In round 8, Foreman continued to fight and then he almost slipped again. Next a white towel was thrown into the ring and everyone thought the fight was over--except, of course, for the referee, Arthur Mercante, Jr. Mercante quickly cleared he ring, asked Foreman if he wanted to continue, and let the fight go on.
There seemed to be some issue about whether Foreman's trainer, Grier, threw in the towel (it seems to be confirmed now that he did), but ultimately, as set forth below, it didn't matter. The 8th round came to an end and, in the 9th, Foreman ate a vicious liver shot and Mercante Jr. stepped in to stop the fight.
When asked about his decision to allow the fight to continue, Mercante stated as follows:
“The towel came in in the heat of the battle when there was a good exchange going.” “When the towel came in, I felt it was not necessary to stop the fight. Ten seconds prior, they were yelling, ‘Stop the fight, stop the fight,’ but there was no need to do that. It was a great fight and that’s what the fans came to see.”
While there were questions about whether Foreman's trainer threw in the towel (or an outside source) and whether the source of the towel affected Mercante's decision, under the Rules of the New York State Athletic Commission it doesn't really matter who threw in the towel.

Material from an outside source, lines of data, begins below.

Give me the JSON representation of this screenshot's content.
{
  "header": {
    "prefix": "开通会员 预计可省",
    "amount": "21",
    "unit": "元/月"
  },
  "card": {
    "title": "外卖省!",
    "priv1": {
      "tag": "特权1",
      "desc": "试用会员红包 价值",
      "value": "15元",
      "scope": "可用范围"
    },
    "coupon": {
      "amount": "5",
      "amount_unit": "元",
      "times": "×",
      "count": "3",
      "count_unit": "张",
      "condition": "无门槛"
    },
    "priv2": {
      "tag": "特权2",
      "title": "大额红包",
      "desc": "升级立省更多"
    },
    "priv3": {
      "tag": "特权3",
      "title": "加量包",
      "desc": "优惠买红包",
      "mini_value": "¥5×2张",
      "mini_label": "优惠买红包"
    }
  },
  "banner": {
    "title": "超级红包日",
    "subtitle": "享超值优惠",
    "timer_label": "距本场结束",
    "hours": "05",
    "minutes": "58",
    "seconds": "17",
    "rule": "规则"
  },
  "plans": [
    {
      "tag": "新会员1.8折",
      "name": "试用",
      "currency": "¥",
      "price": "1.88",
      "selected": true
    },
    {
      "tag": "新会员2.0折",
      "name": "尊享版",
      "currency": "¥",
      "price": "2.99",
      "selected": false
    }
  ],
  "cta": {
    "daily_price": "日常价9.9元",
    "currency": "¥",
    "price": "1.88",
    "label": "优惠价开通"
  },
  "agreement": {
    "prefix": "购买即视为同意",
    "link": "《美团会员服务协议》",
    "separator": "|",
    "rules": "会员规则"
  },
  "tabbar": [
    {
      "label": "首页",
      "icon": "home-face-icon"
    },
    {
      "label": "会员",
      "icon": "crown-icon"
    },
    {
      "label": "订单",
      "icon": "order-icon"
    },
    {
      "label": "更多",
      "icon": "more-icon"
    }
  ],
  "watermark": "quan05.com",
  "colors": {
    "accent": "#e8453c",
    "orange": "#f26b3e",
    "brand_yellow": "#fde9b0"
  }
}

Chapter 210.17 of Title 19 provides as follows:
Throwing towel into ring. No one shall throw any towel into the ring as a signal of defeat or for any other reason.So, it appears Mercante Jr. correctly disregarded the towel. That decision was definitively correct.
There is obviously some debate about whether Mercante should have exercised his discretion to stop the fight sooner (respecting Foreman's corner's belief that the fight should be stopped as opposed to Foreman's will to continue).
For my part, I think Mercante Jr. made the right call in the 8th and then in the 9h when he stopped it.